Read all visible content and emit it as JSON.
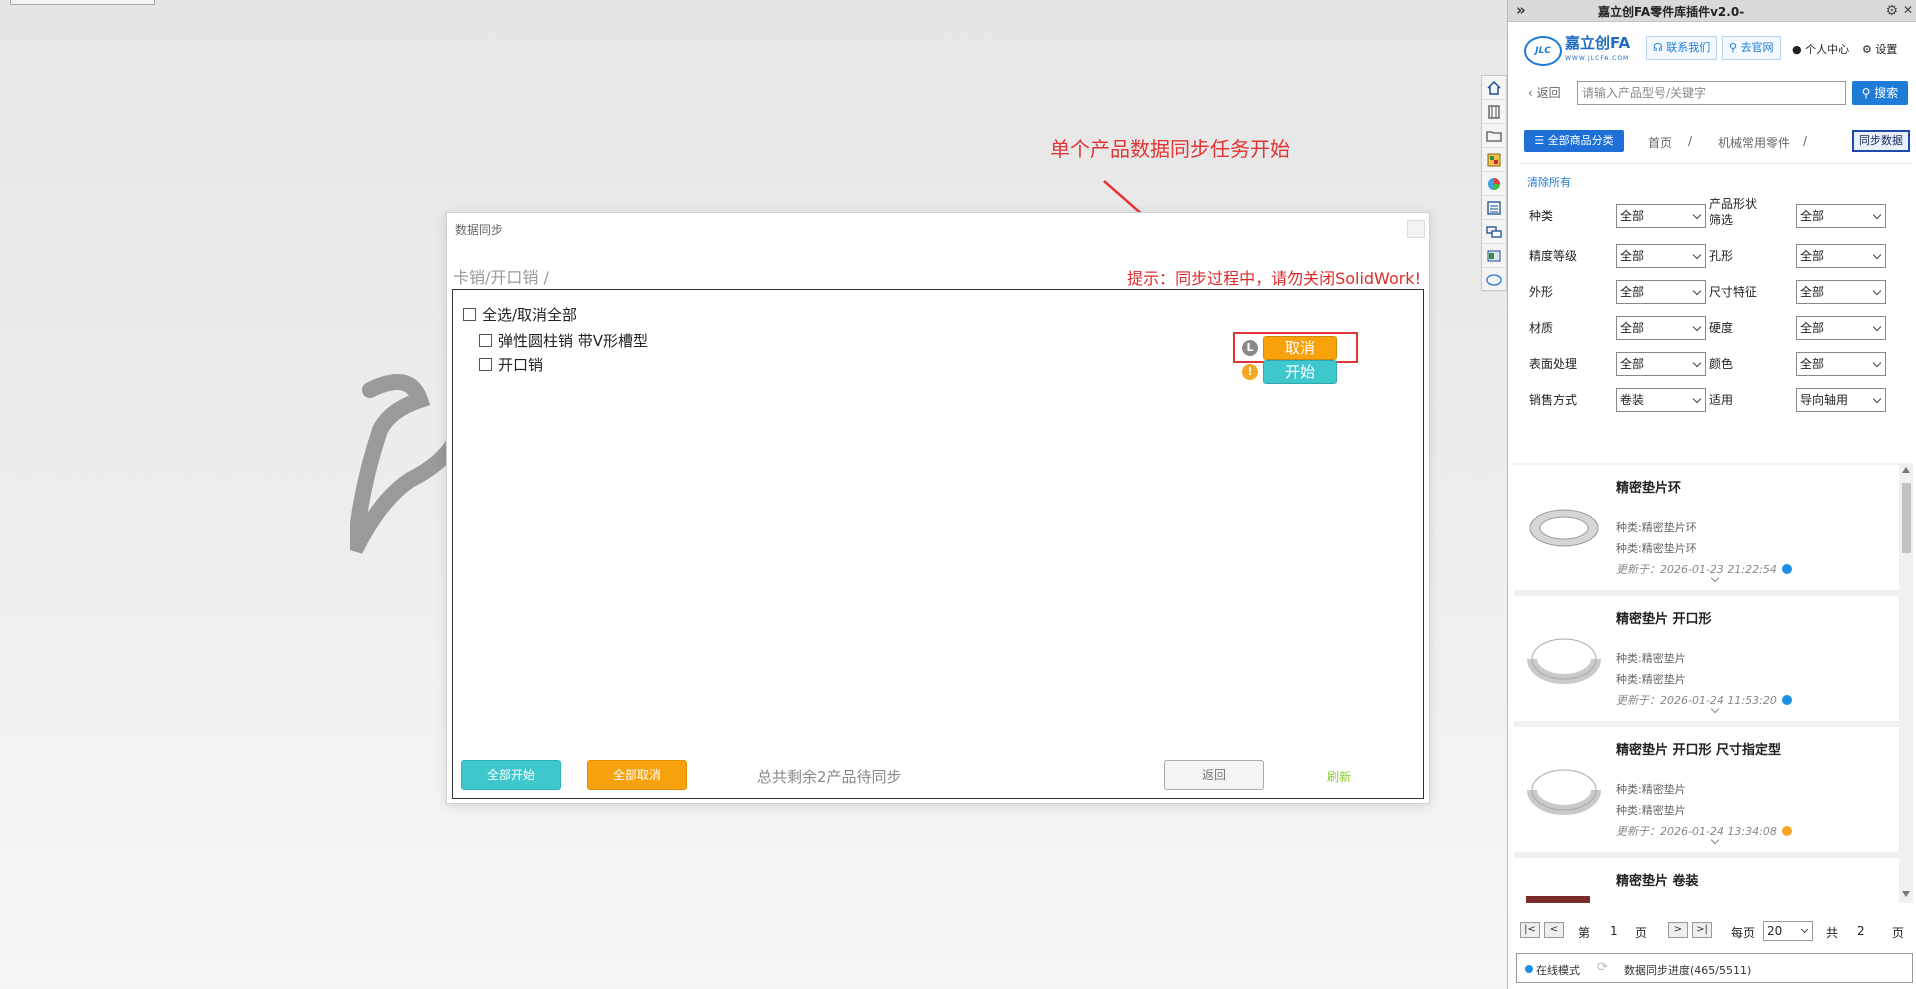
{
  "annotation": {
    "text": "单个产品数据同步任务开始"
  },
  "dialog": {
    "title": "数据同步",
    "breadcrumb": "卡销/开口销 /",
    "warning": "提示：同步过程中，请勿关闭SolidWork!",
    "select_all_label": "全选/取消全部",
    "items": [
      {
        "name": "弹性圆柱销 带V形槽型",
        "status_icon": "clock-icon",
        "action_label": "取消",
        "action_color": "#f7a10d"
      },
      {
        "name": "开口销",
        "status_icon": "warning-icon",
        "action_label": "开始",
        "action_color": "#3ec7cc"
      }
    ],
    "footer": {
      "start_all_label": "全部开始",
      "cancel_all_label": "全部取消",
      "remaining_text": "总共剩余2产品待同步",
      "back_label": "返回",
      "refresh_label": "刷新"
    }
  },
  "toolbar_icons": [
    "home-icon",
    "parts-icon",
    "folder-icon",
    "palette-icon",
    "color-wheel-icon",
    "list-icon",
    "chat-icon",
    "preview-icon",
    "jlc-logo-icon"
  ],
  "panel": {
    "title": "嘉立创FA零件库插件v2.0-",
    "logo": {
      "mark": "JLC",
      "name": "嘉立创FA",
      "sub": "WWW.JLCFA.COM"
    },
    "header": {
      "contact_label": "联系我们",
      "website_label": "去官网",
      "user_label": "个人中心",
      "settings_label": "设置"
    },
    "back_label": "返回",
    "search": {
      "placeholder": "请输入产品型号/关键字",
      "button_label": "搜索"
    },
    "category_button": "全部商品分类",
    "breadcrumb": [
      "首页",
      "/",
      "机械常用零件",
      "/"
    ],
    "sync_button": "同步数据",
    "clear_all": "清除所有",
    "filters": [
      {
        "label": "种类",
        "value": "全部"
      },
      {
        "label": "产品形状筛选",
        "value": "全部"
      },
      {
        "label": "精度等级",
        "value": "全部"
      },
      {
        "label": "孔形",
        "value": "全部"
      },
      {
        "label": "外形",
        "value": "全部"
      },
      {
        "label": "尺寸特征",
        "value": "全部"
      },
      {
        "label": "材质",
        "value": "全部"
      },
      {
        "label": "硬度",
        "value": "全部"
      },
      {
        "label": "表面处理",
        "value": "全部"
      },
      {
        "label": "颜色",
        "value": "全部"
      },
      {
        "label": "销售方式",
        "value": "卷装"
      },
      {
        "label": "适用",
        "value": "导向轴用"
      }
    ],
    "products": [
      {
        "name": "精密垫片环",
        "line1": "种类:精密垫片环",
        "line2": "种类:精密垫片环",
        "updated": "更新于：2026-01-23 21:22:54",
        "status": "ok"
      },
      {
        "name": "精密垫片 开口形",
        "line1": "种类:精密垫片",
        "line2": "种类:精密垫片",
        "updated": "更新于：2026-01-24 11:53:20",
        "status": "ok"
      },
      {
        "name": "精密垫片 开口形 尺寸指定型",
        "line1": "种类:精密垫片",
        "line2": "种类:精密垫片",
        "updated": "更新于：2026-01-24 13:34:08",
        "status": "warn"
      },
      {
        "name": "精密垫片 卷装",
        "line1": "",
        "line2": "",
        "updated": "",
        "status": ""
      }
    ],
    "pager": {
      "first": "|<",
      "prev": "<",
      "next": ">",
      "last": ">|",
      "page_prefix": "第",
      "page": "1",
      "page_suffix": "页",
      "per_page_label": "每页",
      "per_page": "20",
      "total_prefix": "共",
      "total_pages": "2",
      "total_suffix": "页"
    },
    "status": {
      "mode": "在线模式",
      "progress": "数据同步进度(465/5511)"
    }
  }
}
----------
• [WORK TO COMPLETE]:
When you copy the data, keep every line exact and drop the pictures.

• [ANSWER TO THIS PROBLEM]:
Read all visible content and emit it as JSON.
{
  "annotation": {
    "text": "单个产品数据同步任务开始"
  },
  "dialog": {
    "title": "数据同步",
    "breadcrumb": "卡销/开口销 /",
    "warning": "提示：同步过程中，请勿关闭SolidWork!",
    "select_all_label": "全选/取消全部",
    "items": [
      {
        "name": "弹性圆柱销 带V形槽型",
        "status_icon": "clock-icon",
        "action_label": "取消",
        "action_color": "#f7a10d"
      },
      {
        "name": "开口销",
        "status_icon": "warning-icon",
        "action_label": "开始",
        "action_color": "#3ec7cc"
      }
    ],
    "footer": {
      "start_all_label": "全部开始",
      "cancel_all_label": "全部取消",
      "remaining_text": "总共剩余2产品待同步",
      "back_label": "返回",
      "refresh_label": "刷新"
    }
  },
  "toolbar_icons": [
    "home-icon",
    "parts-icon",
    "folder-icon",
    "palette-icon",
    "color-wheel-icon",
    "list-icon",
    "chat-icon",
    "preview-icon",
    "jlc-logo-icon"
  ],
  "panel": {
    "title": "嘉立创FA零件库插件v2.0-",
    "logo": {
      "mark": "JLC",
      "name": "嘉立创FA",
      "sub": "WWW.JLCFA.COM"
    },
    "header": {
      "contact_label": "联系我们",
      "website_label": "去官网",
      "user_label": "个人中心",
      "settings_label": "设置"
    },
    "back_label": "返回",
    "search": {
      "placeholder": "请输入产品型号/关键字",
      "button_label": "搜索"
    },
    "category_button": "全部商品分类",
    "breadcrumb": [
      "首页",
      "/",
      "机械常用零件",
      "/"
    ],
    "sync_button": "同步数据",
    "clear_all": "清除所有",
    "filters": [
      {
        "label": "种类",
        "value": "全部"
      },
      {
        "label": "产品形状筛选",
        "value": "全部"
      },
      {
        "label": "精度等级",
        "value": "全部"
      },
      {
        "label": "孔形",
        "value": "全部"
      },
      {
        "label": "外形",
        "value": "全部"
      },
      {
        "label": "尺寸特征",
        "value": "全部"
      },
      {
        "label": "材质",
        "value": "全部"
      },
      {
        "label": "硬度",
        "value": "全部"
      },
      {
        "label": "表面处理",
        "value": "全部"
      },
      {
        "label": "颜色",
        "value": "全部"
      },
      {
        "label": "销售方式",
        "value": "卷装"
      },
      {
        "label": "适用",
        "value": "导向轴用"
      }
    ],
    "products": [
      {
        "name": "精密垫片环",
        "line1": "种类:精密垫片环",
        "line2": "种类:精密垫片环",
        "updated": "更新于：2026-01-23 21:22:54",
        "status": "ok"
      },
      {
        "name": "精密垫片 开口形",
        "line1": "种类:精密垫片",
        "line2": "种类:精密垫片",
        "updated": "更新于：2026-01-24 11:53:20",
        "status": "ok"
      },
      {
        "name": "精密垫片 开口形 尺寸指定型",
        "line1": "种类:精密垫片",
        "line2": "种类:精密垫片",
        "updated": "更新于：2026-01-24 13:34:08",
        "status": "warn"
      },
      {
        "name": "精密垫片 卷装",
        "line1": "",
        "line2": "",
        "updated": "",
        "status": ""
      }
    ],
    "pager": {
      "first": "|<",
      "prev": "<",
      "next": ">",
      "last": ">|",
      "page_prefix": "第",
      "page": "1",
      "page_suffix": "页",
      "per_page_label": "每页",
      "per_page": "20",
      "total_prefix": "共",
      "total_pages": "2",
      "total_suffix": "页"
    },
    "status": {
      "mode": "在线模式",
      "progress": "数据同步进度(465/5511)"
    }
  }
}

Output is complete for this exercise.